The last few weeks of marathon training have been as much of a running roller coaster as I’ve had in my 3.5 years of running consistently. I’m quickly learning that marathon training can be as difficult mentally as it is physically, and I’m my own worst enemy. But I’m hanging in there and doing my best, and so far it’s going well overall.
My long runs have been hit or miss, with my first couple of 16-milers going pretty well, the next two 16-milers feeling crappy (I even bailed halfway through on one of them), and my most recent long run – an 18-miler – going fairly well. The 18-miler was my longest run yet, and I had run a moderately-paced 8.5-miler the day before. I took the long run very slowly and conservatively because I just wanted to finish while keeping the pacing fairly consistent. I didn’t care much about speed for this run – for the sake of my training sanity, my primary goal was just to finish (without falling apart).
One of my secondary (and very important) goals for this run was to practice my pre-run nutrition. I rarely eat before running, even for runs of 10 or miles, but I knew I had to make some changes after bonking on my last two 16-milers. I was very glad to meet Jeff from Detroit Runner last week, and he gave me some awesome tips for getting nutrition before and during long runs. He also wrote an excellent post about race nutrition and the marathon, and I took his advice (and that of his readers) before my long run last weekend. Because I have a somewhat sensitive stomach while running and I’m not used to eating before I run, I wanted to have something of substance without pushing my luck. I decided to try half a banana and half a bagel with peanut butter. I also had some water and Gatorade so I’d be a little more hydrated than normal. Because I wanted to give the food time to settle, I set my alarm so I could eat a couple hours before I planned to run, then I went back to bed for a while.
I took my Amphipod handheld water bottle with me (filled with watered down Gatorade) and put some Honey Stinger chews in its pocket. I had no stomach problems at all (very luckily), and I had chews twice during the run…I think around miles 10 and 14. I felt very slow on this run, and not as energetic as I would’ve liked, but I was able to keep my pace pretty consistent and I was running on tired legs, so I have no complaints. I think the pre-run nutrition definitely helped, as did having my wife run the final 12 miles with me. I hadn’t run with her in quite a while – her shins have been bothering her for several weeks now, and she’s had to build her long runs back up slowly after some time off and reduced mileage. It was great running with her again, and having a running buddy really helped me get through the last couple miles (which felt like hell). My next long run will probably be around 16-17 miles, including 3 x 3 miles at a target pace. I’m looking forward to it, and I hope the intervals will make it a little less monotonous than a normal long run. The race nutrition stuff is still very new to me, and I’m using my weekly long runs to test different nutrition strategies both before and during my runs. Thanks again to Jeff for the great advice last week. It helped a lot, and I’ll keep working on figuring out an ideal race nutrition strategy during the two months remaining before Bayshore.
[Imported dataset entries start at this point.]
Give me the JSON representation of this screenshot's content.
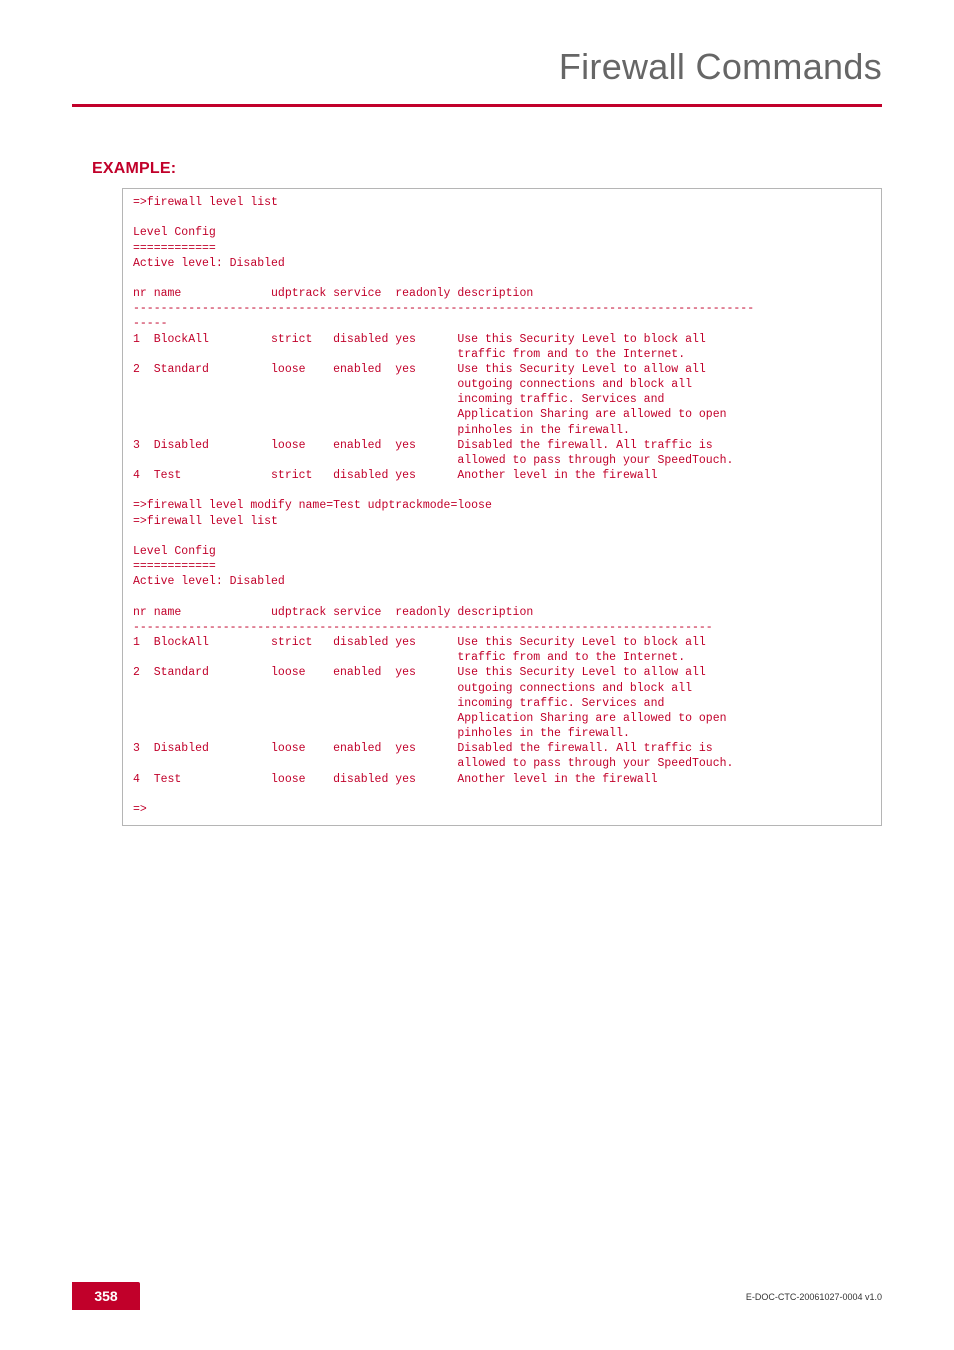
{
  "header": {
    "title": "Firewall Commands"
  },
  "section": {
    "label": "EXAMPLE:"
  },
  "code": {
    "body": "=>firewall level list\n\nLevel Config\n============\nActive level: Disabled\n\nnr name             udptrack service  readonly description\n------------------------------------------------------------------------------------------\n-----\n1  BlockAll         strict   disabled yes      Use this Security Level to block all\n                                               traffic from and to the Internet.\n2  Standard         loose    enabled  yes      Use this Security Level to allow all\n                                               outgoing connections and block all\n                                               incoming traffic. Services and\n                                               Application Sharing are allowed to open\n                                               pinholes in the firewall.\n3  Disabled         loose    enabled  yes      Disabled the firewall. All traffic is\n                                               allowed to pass through your SpeedTouch.\n4  Test             strict   disabled yes      Another level in the firewall\n\n=>firewall level modify name=Test udptrackmode=loose\n=>firewall level list\n\nLevel Config\n============\nActive level: Disabled\n\nnr name             udptrack service  readonly description\n------------------------------------------------------------------------------------\n1  BlockAll         strict   disabled yes      Use this Security Level to block all\n                                               traffic from and to the Internet.\n2  Standard         loose    enabled  yes      Use this Security Level to allow all\n                                               outgoing connections and block all\n                                               incoming traffic. Services and\n                                               Application Sharing are allowed to open\n                                               pinholes in the firewall.\n3  Disabled         loose    enabled  yes      Disabled the firewall. All traffic is\n                                               allowed to pass through your SpeedTouch.\n4  Test             loose    disabled yes      Another level in the firewall\n\n=>"
  },
  "footer": {
    "page_number": "358",
    "doc_id": "E-DOC-CTC-20061027-0004 v1.0"
  }
}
Are you training for any races right now? If so, which one(s) and at what distance(s)?
What do you do to keep your long runs interesting and less tedious?
Do you eat before or during races? If so, what do you eat? If not, then why not? I prefer to not eat before or during races, but I know I need to in longer races to avoid (or at least delay) hitting the wall.